And 73 doesn’t sound all that old, does it? Especially if like I, you are a mere 623 days away from turning 50. I want to ensure I reach it, that’s why I ran 3097km this year. There’s something reassuring about all of those figures!
Yet even then, a former Premier League football star of my age, dies just two days ago. Pavel Srnicek of Newcastle United and the Czech Republic? How? Out boozing? Out drugging? In a car accident? Out running actually. Dying trying to stay healthy. Dying doing the wise thing.
You see knowing figures and dates won’t give us wise hearts, as if wisdom comes with age and life experience. I have met many an old fool. Let’s not forget too that many people – many men especially – suddenly come to a point in life when they number the days they may have left, all without revelation from God, and end up with foolish hearts, not wise ones.
So, like so many lemmings, they dump their long-term wives for better, upgraded models.

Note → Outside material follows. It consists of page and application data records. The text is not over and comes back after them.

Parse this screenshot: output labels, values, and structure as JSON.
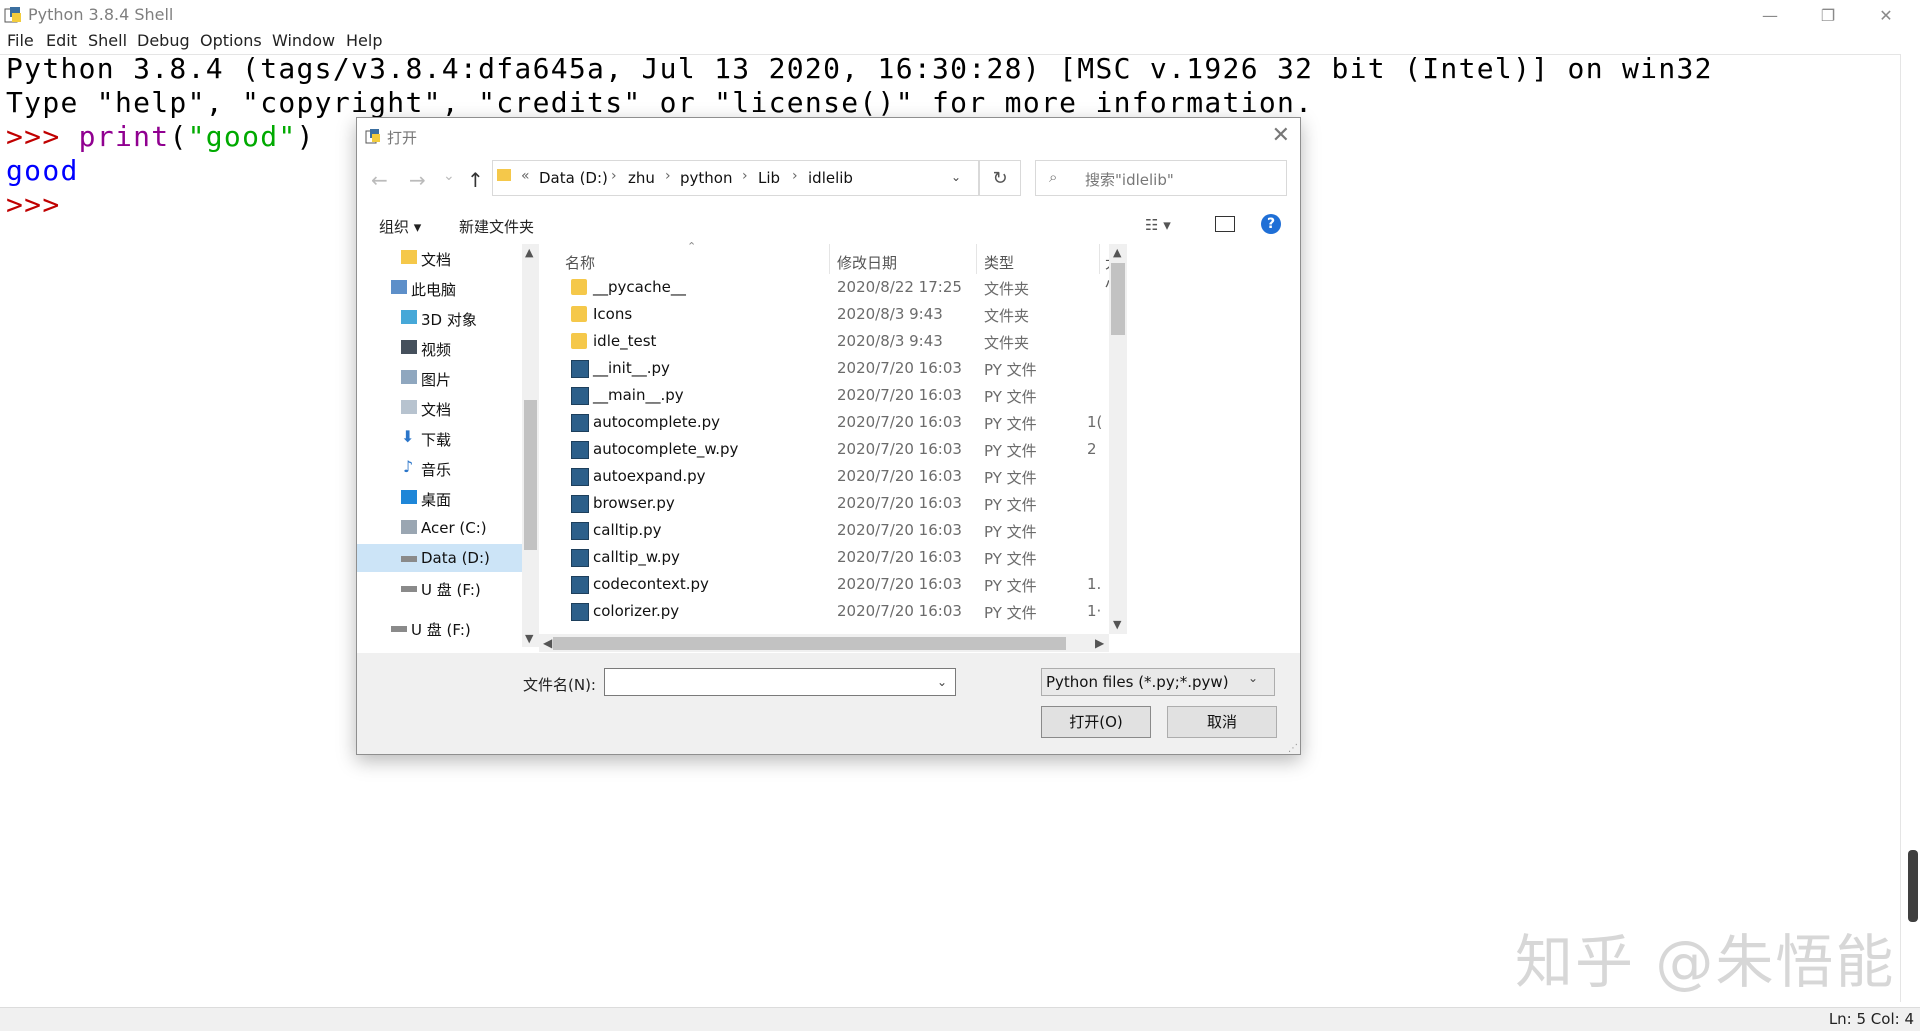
{
  "window": {
    "title": "Python 3.8.4 Shell",
    "minimize": "—",
    "maximize": "❐",
    "close": "✕"
  },
  "menu": [
    "File",
    "Edit",
    "Shell",
    "Debug",
    "Options",
    "Window",
    "Help"
  ],
  "shell": {
    "banner1": "Python 3.8.4 (tags/v3.8.4:dfa645a, Jul 13 2020, 16:30:28) [MSC v.1926 32 bit (Intel)] on win32",
    "banner2": "Type \"help\", \"copyright\", \"credits\" or \"license()\" for more information.",
    "prompt": ">>> ",
    "cmd_builtin": "print",
    "cmd_open": "(",
    "cmd_string": "\"good\"",
    "cmd_close": ")",
    "output": "good",
    "prompt2": ">>>"
  },
  "status": "Ln: 5  Col: 4",
  "watermark": "知乎 @朱悟能",
  "dialog": {
    "title": "打开",
    "close": "✕",
    "nav": {
      "back": "←",
      "forward": "→",
      "recent": "⌄",
      "up": "↑"
    },
    "breadcrumb_prefix": "«",
    "breadcrumb": [
      "Data (D:)",
      "zhu",
      "python",
      "Lib",
      "idlelib"
    ],
    "refresh": "↻",
    "search_placeholder": "搜索\"idlelib\"",
    "organize": "组织 ▾",
    "new_folder": "新建文件夹",
    "help": "?",
    "view_toggle": "☷ ▾",
    "tree": [
      {
        "label": "文档",
        "icon": "folder-icon",
        "indent": 1
      },
      {
        "label": "此电脑",
        "icon": "computer-icon",
        "indent": 0
      },
      {
        "label": "3D 对象",
        "icon": "3d-objects-icon",
        "indent": 1
      },
      {
        "label": "视频",
        "icon": "video-icon",
        "indent": 1
      },
      {
        "label": "图片",
        "icon": "pictures-icon",
        "indent": 1
      },
      {
        "label": "文档",
        "icon": "documents-icon",
        "indent": 1
      },
      {
        "label": "下载",
        "icon": "download-icon",
        "indent": 1
      },
      {
        "label": "音乐",
        "icon": "music-icon",
        "indent": 1
      },
      {
        "label": "桌面",
        "icon": "desktop-icon",
        "indent": 1
      },
      {
        "label": "Acer (C:)",
        "icon": "drive-c-icon",
        "indent": 1
      },
      {
        "label": "Data (D:)",
        "icon": "drive-icon",
        "indent": 1,
        "selected": true
      },
      {
        "label": "U 盘 (F:)",
        "icon": "usb-drive-icon",
        "indent": 1
      },
      {
        "label": "U 盘 (F:)",
        "icon": "usb-drive-icon",
        "indent": 0
      }
    ],
    "columns": {
      "name": "名称",
      "date": "修改日期",
      "type": "类型",
      "size": "大小"
    },
    "files": [
      {
        "name": "__pycache__",
        "date": "2020/8/22 17:25",
        "type": "文件夹",
        "size": "",
        "kind": "folder"
      },
      {
        "name": "Icons",
        "date": "2020/8/3 9:43",
        "type": "文件夹",
        "size": "",
        "kind": "folder"
      },
      {
        "name": "idle_test",
        "date": "2020/8/3 9:43",
        "type": "文件夹",
        "size": "",
        "kind": "folder"
      },
      {
        "name": "__init__.py",
        "date": "2020/7/20 16:03",
        "type": "PY 文件",
        "size": "",
        "kind": "py"
      },
      {
        "name": "__main__.py",
        "date": "2020/7/20 16:03",
        "type": "PY 文件",
        "size": "",
        "kind": "py"
      },
      {
        "name": "autocomplete.py",
        "date": "2020/7/20 16:03",
        "type": "PY 文件",
        "size": "1(",
        "kind": "py"
      },
      {
        "name": "autocomplete_w.py",
        "date": "2020/7/20 16:03",
        "type": "PY 文件",
        "size": "2",
        "kind": "py"
      },
      {
        "name": "autoexpand.py",
        "date": "2020/7/20 16:03",
        "type": "PY 文件",
        "size": "",
        "kind": "py"
      },
      {
        "name": "browser.py",
        "date": "2020/7/20 16:03",
        "type": "PY 文件",
        "size": "",
        "kind": "py"
      },
      {
        "name": "calltip.py",
        "date": "2020/7/20 16:03",
        "type": "PY 文件",
        "size": "",
        "kind": "py"
      },
      {
        "name": "calltip_w.py",
        "date": "2020/7/20 16:03",
        "type": "PY 文件",
        "size": "",
        "kind": "py"
      },
      {
        "name": "codecontext.py",
        "date": "2020/7/20 16:03",
        "type": "PY 文件",
        "size": "1.",
        "kind": "py"
      },
      {
        "name": "colorizer.py",
        "date": "2020/7/20 16:03",
        "type": "PY 文件",
        "size": "1·",
        "kind": "py"
      }
    ],
    "filename_label": "文件名(N):",
    "filename_value": "",
    "filter": "Python files (*.py;*.pyw)",
    "open_button": "打开(O)",
    "cancel_button": "取消"
  }
}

They throw in the faith towel and give up striving for godliness. Why? Because they realise – outside of God’s revelation – that their days truly are numbered, that they quickly pass. And they feel cheated by that. Sadly, such realisation outside of revelation does not lead to wise hearts, but cheating hearts. They know they can’t cheat death, but they can cheat on their wife. They fly away hither and thither with grim determination, before they have to fly away for good.
Ok, maybe it’s not a new spouse, and maybe it’s not just men, but our materialist, post-Christian population is trying to suck as much marrow out of life as it possibly can: whitegoods, holidays, new cars, more and better experiences. One last roll of the dice, hopefully loaded in our favour.
But no one has ever cheated death. Not even Jesus. But then again Jesus didn’t cheat death because he didn’t have to. Jesus played the straightest game with death possible. He looked death in the eye, spread his arms wide and said, “Do your worst”. Death had the upper-hand, Jesus had no ace of spades up his sleeve. He took the force of the blow with no protection at all. And beat death without cheating because death had no hold on a man who truly does not deserve it. Beat death for cheats such as I, of whom all of my 17, 638 days have been death-deserving ones.
Day 1 of 2016 starts tomorrow. Day 17, 639 of my life is tomorrow – if I make it through today. The odds say I won’t double that alarmingly small figure. But Jesus, the truly wise heart among us has promised us this for almost 2000 years: “The one who keeps my word, will never see death.” (John 8:51). And that’s the primary reason to say “Happy New Year” for 2016.